### [THE PROBLEM]
Scanning the entries below, copy every line that contains the word "області".

### [ENTRIES SUPPLIED]

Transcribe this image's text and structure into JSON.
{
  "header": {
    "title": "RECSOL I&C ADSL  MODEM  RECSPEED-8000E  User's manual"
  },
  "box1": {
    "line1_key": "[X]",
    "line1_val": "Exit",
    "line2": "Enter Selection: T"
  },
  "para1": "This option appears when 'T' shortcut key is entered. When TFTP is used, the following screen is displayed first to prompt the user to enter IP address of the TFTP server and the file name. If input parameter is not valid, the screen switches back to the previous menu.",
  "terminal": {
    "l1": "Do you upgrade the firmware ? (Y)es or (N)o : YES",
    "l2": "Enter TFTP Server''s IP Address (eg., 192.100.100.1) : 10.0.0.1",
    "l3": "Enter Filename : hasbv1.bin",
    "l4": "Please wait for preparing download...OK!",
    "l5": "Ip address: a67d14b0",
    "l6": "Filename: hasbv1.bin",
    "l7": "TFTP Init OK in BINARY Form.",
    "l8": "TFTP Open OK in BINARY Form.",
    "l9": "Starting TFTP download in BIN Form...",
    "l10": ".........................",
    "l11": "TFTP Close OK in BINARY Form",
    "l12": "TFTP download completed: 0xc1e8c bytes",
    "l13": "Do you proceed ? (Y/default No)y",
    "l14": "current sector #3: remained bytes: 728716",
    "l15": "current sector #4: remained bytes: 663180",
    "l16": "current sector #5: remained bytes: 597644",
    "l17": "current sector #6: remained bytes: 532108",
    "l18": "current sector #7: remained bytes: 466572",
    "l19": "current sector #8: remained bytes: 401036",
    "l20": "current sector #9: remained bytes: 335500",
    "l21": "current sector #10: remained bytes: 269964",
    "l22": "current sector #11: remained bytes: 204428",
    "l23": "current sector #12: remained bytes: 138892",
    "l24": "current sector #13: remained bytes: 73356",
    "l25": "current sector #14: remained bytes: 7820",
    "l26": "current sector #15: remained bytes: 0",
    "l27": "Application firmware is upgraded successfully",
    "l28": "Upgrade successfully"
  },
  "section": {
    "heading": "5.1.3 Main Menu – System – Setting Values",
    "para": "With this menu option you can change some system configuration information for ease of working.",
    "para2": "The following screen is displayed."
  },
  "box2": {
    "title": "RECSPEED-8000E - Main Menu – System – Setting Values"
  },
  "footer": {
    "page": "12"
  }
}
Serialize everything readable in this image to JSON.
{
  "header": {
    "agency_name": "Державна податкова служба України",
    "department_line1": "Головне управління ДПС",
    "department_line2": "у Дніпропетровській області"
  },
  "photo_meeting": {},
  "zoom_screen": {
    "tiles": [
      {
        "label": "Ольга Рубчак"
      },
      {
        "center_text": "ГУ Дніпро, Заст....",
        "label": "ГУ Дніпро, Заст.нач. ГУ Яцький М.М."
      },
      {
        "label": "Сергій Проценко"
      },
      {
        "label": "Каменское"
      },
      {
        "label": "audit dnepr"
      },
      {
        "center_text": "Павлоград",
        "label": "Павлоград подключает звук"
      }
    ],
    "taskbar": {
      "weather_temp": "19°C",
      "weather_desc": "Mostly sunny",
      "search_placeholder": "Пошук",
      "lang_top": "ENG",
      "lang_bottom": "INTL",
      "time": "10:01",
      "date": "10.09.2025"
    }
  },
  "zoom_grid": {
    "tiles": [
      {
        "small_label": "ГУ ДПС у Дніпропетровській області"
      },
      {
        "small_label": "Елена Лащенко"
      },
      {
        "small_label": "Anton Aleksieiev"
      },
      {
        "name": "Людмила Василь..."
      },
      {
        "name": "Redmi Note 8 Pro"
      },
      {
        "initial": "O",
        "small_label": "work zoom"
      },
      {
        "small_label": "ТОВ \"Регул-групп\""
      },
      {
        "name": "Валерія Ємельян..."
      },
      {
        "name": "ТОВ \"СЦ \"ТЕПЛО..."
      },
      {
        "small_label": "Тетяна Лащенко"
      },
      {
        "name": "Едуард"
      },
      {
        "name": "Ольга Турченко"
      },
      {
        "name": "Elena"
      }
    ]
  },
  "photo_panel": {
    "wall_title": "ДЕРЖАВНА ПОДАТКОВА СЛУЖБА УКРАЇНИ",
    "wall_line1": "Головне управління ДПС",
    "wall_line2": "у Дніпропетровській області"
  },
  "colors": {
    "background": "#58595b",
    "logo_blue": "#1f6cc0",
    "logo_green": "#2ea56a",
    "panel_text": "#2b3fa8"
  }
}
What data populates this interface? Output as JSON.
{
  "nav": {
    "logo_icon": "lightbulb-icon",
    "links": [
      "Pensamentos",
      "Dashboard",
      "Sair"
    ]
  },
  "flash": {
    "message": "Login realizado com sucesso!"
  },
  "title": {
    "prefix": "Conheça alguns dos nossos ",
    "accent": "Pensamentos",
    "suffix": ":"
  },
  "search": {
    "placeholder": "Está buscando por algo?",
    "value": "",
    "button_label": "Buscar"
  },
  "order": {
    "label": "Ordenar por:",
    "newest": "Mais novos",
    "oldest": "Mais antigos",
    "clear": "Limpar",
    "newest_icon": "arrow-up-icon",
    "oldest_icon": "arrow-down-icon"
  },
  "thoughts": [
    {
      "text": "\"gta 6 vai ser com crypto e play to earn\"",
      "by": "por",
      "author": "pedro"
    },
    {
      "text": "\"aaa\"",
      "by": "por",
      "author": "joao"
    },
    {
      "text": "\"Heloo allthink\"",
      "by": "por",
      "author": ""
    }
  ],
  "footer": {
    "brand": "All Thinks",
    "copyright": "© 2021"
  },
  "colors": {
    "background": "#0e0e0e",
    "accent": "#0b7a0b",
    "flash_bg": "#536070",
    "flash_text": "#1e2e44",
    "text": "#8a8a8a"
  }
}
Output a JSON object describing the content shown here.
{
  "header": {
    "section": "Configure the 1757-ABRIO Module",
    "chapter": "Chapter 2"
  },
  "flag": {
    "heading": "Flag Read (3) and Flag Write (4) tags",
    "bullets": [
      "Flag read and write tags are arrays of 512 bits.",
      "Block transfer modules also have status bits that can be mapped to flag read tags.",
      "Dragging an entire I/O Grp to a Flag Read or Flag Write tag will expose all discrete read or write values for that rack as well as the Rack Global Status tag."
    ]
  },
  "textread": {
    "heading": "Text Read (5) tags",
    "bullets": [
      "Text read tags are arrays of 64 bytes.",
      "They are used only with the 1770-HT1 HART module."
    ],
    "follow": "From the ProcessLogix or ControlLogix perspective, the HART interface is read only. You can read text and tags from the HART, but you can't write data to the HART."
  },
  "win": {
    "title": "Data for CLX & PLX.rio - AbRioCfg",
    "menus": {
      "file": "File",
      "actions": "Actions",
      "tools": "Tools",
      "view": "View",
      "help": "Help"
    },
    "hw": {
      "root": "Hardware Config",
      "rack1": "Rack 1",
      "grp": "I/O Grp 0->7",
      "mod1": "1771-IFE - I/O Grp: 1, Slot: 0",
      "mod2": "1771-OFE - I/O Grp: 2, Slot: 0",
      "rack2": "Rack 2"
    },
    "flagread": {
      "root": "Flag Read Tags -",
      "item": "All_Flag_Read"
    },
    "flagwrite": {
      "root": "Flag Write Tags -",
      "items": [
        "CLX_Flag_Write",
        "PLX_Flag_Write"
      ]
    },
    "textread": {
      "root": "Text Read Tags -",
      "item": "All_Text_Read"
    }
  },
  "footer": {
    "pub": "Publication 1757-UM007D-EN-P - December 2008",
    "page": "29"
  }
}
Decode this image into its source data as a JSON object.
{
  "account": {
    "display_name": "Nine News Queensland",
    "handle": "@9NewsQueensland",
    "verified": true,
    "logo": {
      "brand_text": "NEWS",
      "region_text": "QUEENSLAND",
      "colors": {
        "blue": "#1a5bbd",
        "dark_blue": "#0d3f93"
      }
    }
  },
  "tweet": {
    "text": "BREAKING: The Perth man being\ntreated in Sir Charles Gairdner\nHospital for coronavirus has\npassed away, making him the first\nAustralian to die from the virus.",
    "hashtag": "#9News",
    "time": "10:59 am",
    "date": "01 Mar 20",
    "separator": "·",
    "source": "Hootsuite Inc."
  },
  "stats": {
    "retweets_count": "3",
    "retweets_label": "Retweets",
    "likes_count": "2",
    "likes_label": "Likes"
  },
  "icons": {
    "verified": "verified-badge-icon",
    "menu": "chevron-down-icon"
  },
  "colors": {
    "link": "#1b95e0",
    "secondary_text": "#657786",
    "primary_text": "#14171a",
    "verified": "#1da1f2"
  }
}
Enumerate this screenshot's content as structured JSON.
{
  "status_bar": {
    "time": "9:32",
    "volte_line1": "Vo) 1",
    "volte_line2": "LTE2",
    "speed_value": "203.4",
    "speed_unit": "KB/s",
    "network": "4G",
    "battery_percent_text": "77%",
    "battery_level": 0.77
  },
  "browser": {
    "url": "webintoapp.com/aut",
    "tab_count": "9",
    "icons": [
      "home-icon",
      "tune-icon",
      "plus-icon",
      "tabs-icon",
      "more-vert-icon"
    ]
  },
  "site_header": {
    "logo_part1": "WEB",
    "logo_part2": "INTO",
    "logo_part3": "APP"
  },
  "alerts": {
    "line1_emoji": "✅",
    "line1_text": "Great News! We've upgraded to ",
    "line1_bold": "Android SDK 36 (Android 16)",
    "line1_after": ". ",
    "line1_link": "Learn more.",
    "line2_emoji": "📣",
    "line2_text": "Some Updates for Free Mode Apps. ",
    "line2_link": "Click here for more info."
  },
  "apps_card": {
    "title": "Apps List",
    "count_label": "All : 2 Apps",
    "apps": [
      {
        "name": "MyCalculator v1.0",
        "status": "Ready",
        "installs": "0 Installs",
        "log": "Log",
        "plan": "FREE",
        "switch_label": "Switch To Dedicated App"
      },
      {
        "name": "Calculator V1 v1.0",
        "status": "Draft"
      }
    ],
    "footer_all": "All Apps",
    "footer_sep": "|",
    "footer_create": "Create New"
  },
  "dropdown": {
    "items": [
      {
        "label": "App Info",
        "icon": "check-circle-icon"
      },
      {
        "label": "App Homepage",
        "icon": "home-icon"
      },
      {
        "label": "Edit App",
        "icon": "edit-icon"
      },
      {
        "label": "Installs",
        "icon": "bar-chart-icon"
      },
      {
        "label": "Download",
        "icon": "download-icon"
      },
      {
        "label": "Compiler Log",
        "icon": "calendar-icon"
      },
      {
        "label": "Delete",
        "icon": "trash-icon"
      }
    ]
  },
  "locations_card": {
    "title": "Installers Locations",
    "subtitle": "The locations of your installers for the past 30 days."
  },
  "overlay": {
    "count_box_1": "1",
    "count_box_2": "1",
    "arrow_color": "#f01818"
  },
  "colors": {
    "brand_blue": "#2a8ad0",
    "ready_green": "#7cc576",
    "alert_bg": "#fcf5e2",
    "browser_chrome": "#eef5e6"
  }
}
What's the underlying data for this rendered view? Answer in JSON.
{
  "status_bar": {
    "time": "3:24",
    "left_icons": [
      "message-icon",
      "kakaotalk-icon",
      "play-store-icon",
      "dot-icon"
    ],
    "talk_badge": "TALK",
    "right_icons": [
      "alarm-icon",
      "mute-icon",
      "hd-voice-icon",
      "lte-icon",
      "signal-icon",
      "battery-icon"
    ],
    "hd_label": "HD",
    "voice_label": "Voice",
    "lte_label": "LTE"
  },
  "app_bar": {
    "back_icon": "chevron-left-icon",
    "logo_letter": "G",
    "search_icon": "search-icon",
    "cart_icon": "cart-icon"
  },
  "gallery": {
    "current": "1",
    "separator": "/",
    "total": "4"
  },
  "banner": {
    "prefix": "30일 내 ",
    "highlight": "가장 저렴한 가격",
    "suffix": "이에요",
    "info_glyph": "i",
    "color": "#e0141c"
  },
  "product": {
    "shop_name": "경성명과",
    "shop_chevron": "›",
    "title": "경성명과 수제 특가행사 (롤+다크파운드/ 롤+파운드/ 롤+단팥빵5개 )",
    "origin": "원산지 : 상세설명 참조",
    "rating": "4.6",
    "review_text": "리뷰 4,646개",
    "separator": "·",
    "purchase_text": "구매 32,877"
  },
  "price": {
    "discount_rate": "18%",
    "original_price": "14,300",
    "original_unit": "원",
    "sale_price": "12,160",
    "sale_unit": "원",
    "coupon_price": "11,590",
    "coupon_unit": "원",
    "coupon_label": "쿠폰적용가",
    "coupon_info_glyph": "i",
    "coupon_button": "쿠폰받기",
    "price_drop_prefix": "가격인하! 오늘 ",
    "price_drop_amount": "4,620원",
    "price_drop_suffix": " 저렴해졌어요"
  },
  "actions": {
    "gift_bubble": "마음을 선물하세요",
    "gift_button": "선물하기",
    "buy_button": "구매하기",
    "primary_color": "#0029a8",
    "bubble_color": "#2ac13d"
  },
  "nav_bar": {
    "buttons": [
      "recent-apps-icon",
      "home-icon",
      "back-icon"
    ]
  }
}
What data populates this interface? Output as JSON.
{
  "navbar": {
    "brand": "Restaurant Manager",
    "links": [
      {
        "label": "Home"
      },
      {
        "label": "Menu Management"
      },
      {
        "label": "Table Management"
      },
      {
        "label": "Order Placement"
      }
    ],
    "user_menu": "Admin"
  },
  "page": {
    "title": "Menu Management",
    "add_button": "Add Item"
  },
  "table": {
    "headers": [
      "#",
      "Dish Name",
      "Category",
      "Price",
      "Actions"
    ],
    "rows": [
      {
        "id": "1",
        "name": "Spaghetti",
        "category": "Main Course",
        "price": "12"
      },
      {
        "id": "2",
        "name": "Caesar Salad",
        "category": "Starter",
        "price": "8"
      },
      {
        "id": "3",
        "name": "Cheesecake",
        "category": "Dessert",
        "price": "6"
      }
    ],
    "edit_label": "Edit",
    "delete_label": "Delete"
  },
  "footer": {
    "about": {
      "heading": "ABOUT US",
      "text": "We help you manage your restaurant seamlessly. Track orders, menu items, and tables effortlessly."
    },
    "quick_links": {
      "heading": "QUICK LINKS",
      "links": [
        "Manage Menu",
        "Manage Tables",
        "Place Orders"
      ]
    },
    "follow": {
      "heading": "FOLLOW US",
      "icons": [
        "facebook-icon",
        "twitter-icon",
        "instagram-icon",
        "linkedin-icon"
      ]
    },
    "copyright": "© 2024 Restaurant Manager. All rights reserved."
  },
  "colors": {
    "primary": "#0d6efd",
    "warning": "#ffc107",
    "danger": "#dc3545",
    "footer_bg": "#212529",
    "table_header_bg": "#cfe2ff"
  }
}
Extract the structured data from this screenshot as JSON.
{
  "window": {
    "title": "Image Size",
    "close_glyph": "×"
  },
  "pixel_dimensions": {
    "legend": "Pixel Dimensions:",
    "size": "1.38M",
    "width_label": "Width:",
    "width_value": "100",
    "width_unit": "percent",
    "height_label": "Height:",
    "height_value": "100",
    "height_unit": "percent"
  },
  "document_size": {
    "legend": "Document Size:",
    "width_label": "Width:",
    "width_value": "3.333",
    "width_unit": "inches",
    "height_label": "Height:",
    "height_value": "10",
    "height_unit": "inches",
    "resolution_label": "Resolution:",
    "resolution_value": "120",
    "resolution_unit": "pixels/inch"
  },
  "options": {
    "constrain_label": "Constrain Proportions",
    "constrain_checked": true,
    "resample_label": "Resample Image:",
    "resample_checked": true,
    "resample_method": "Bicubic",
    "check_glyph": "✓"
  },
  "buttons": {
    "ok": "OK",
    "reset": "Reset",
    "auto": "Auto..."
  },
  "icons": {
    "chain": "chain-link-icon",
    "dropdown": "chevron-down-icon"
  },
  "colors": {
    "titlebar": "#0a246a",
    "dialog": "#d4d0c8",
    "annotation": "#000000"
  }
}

### [RESPONSE TO THIS EXERCISE]
    "department_line2": "у Дніпропетровській області"
        "small_label": "ГУ ДПС у Дніпропетровській області"
    "wall_line2": "у Дніпропетровській області"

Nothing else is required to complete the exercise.